Looking back at the story of the rebuilding of the temple, we see two themes: first, that the movement of God is not restricted to his followers but is sometimes initiated by people who are not part of his family, and second, that it is easy to be diverted from a good task by resistance and then be lulled into complacency.
Looking back at the chapter, consider the times in which God spoke through or used the rulers of Babylon to accomplish his purposes:
Q1: Describe the instances in this chapter where God spoke through and used people who were not Jews to accomplish his purposes. Why do you think God chose to work in this way?
Q2: Can you cite specific examples that you know of where God has done the same thing in modern times?
Reflect on the content of this chapter and the major thrust of Jon’s sermon from the weekend: that it is easy to become complacent and for a lack of action to become the norm in our lives.
Q3: Why did the people stop building the temple in the first place? Was this a valid reason to stop?
Q4: When God spoke through the prophet Haggai, what are God’s criticisms of the people?
Q5: In your opinion, what had happened to the people that caused them to lose sight of their original goal?

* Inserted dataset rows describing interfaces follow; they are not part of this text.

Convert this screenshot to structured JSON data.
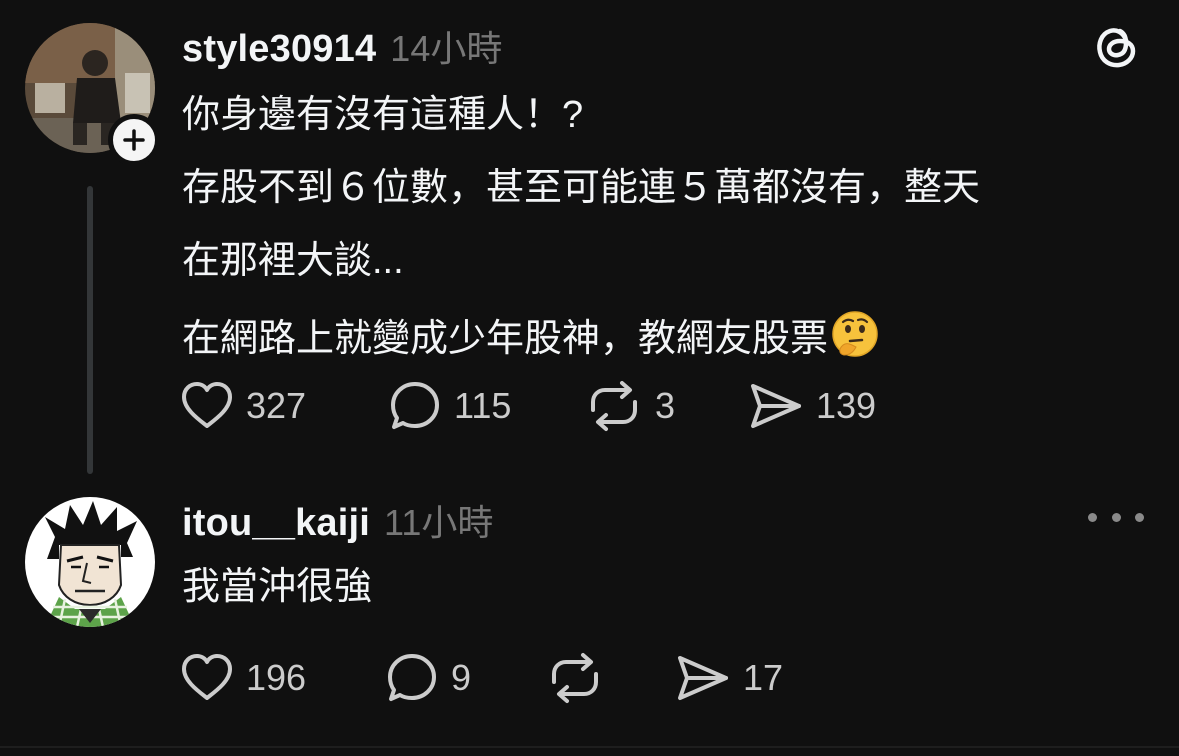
{
  "post": {
    "username": "style30914",
    "timestamp": "14小時",
    "lines": [
      "你身邊有沒有這種人！?",
      "存股不到６位數，甚至可能連５萬都沒有，整天",
      "在那裡大談...",
      "在網路上就變成少年股神，教網友股票"
    ],
    "emoji": "thinking-face",
    "likes": "327",
    "comments": "115",
    "reposts": "3",
    "shares": "139"
  },
  "reply": {
    "username": "itou__kaiji",
    "timestamp": "11小時",
    "text": "我當沖很強",
    "likes": "196",
    "comments": "9",
    "reposts": "",
    "shares": "17"
  },
  "icons": {
    "logo": "threads-logo-icon",
    "follow": "plus-icon",
    "like": "heart-icon",
    "comment": "comment-bubble-icon",
    "repost": "repost-icon",
    "share": "send-icon",
    "more": "more-horizontal-icon"
  },
  "colors": {
    "background": "#101010",
    "primary_text": "#f3f5f7",
    "secondary_text": "#777777",
    "icon": "#cccccc",
    "thread_line": "#333638"
  }
}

Two things are easy for us to do. First, to reject the good things that happen in our society which are not initiated or sustained by people who are followers of Jesus. Second, to lose sight of the goals that God sets before us when continuing seems hard or risky. This chapter speaks to both of these Ideas.
Q1: Do you think that God’s purposes can be completed by people who are not Christians? Talk about that.
Q2: Have you ever entered a period of complacency—perhaps you are in one now—after beginning a task that you know God would have you do? Talk about why and how you got out of it.
It Is often hard to see the movement of God around us, especially if it is happening in a social context outside of the church.
Pray that God would help you to be faithful to the work that he has called you to, even if that work is happening outside of the church.